An unlikely Confluence with artists Spencer Moody, Ben Cuevas, and Michael Lorsung on display through April 20th. Closing reception April 5 from 5-7pm during First Friday.
Spencer Moody is a musician, author, and poet currently living in Los Angeles
I need my work to be lush and colorful. A total surrender to the southern California idealized and solidified in my own youthful mind long ago. A land of cars, sunsets, and palm trees.
These works explore contemplation, struggle, depression, impotence, ecstasy, and the end of the world.
I’m looking to do this without irony and without contradiction.
I will paint like Angeleno.
Though I have a dark side I have abandoned darkness.
Though I do not know if love is stronger than hate I choose love.
Knit Veins is a continuation of my sculptural work of knitted anatomy-representing that which is inside the body in a medium traditionally intended to cover it. Through this interplay of interiority and exteriority, scale is very much a focus in this piece, placing the viewer in relation to the idea of a body that is larger than the self. The concept of a meta-body comes to mind; a body that speaks to “the nature of the matter, or body considered in general, [and] consists not in its being something which is hard or heavy or coloured…but simply in its being something which is extended in length, breadth, and depth,” (-Rene Descartes). The Knit Veins, installed in this way, allude to a body that transcends the individual, extending beyond our identities, corporealities, and ourselves. But, as my work is often autobiographical it also was inspired by my own identity and sense of self. As an artist living with HIV, blood has a special significance for me-having a blood-borne virus makes this subject matter particularly charged. I think of this work in conversation with other HIV-positive artists like David Wojnarowicz and Ron Athey, who put blood front and center in their work. Rather than confronting the viewer with shock or unease though, as my forebears do to great effect, I seek to confront in a way that denotes comfort, imploring one to marvel in the intricacies of the body, and in being part of something bigger than themselves.
I am interested in objects that are human made, but not necessarily handmade. I relish the idea as a species we have largely created the contemporary world that we live in and interact with on a daily basis. Our relationship to the objects that run through our lives is largely passive in so far as our thoughtfulness about their origins. Because of the ubiquitous nature of human made objects coupled with the throw-away, utilitarian culture we live in, we frequently dismiss or simply never recognize the beauty in these things.
My own introduction to art and object-making was through the lens of craft, has colored many of the assumptions and understandings that in have regarding the origin of objects and their associated value. Culturally we understand handmade objects to embody value that is directly related to their having been crafted by a discernible author, even if the exact identity of that author is opaque. Conversely, we classify industrially produces products as raw commodity, that is that they exist in classes of objects (” an iphone”, “a Toyota Camry”, etc.) rather than as an individually identifiable object. The objects are interchangeable, they lack individual identity in the way that a specific crafted object might not. As a result, we value these things mostly in relationship to their utility, and rarely spend time to understand their connection to humanity in a larger sense.
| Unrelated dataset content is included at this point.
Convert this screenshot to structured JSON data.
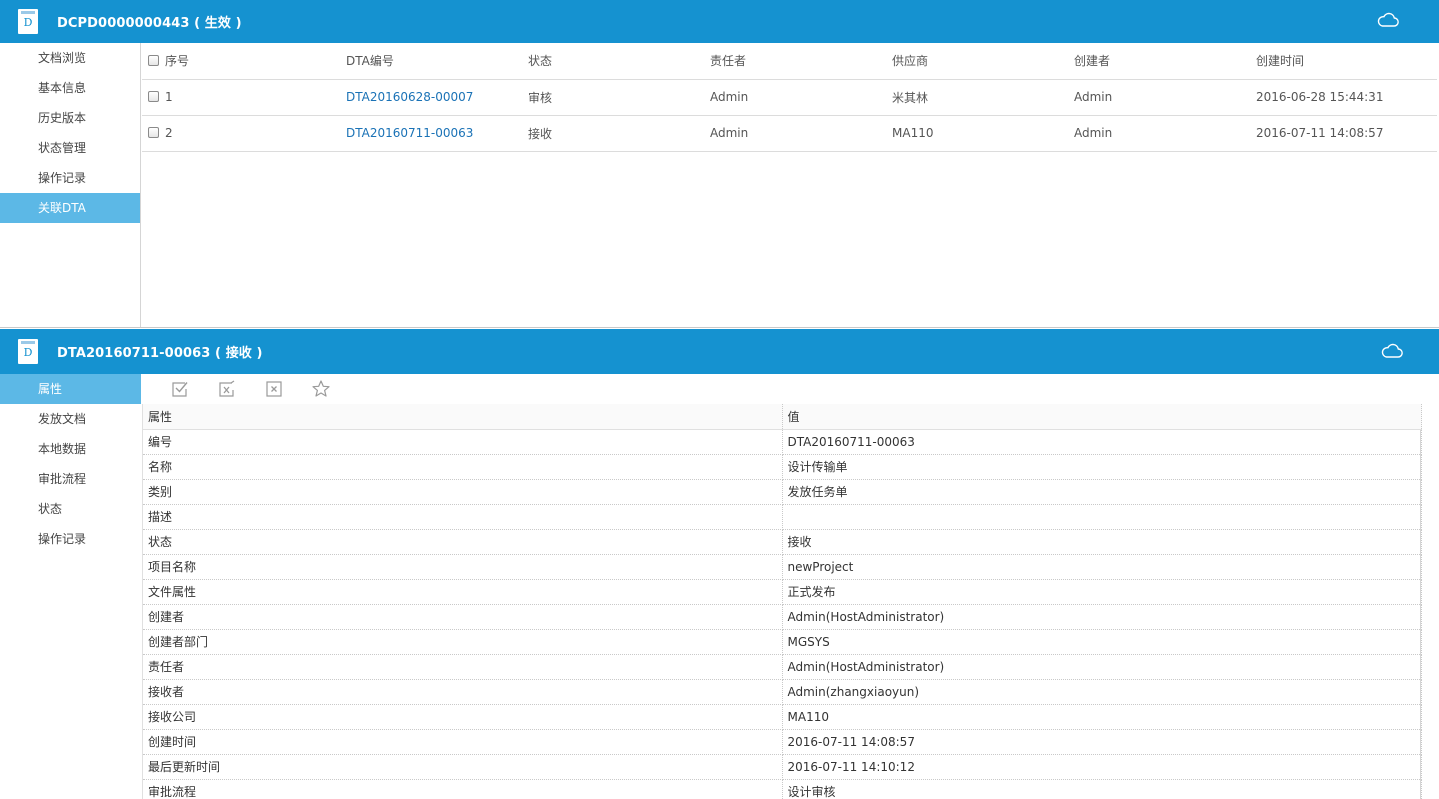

This has to do with the language of industry, its ability to faithfully reproduce designs in numbers and with such close tolerances that oftentimes the things that might make an object unique or identifiable are hidden beneath this veil. What is also hidden though, is the fact that these objects come from the minds and the hands of human makers. Be these from the Chinese factory worker tediously assembling iPhone components by hands, or the process engineer who developed the workflow for the assembly of door panels on a Toyota Camry, these things are as human as the romanticized vision of a potter alone in her studio, thought they certainly lack the luster and cultural cache of the latter.
My works seeks to explode these relationships, by using visual language from my craft background as well from my experience as a consumer and worker in the industrialized world. I strive to expose the commonality that all human produced objects share, regardless of origin, and in doing so to better understand a world that increasingly seems intent on obfuscating this connection.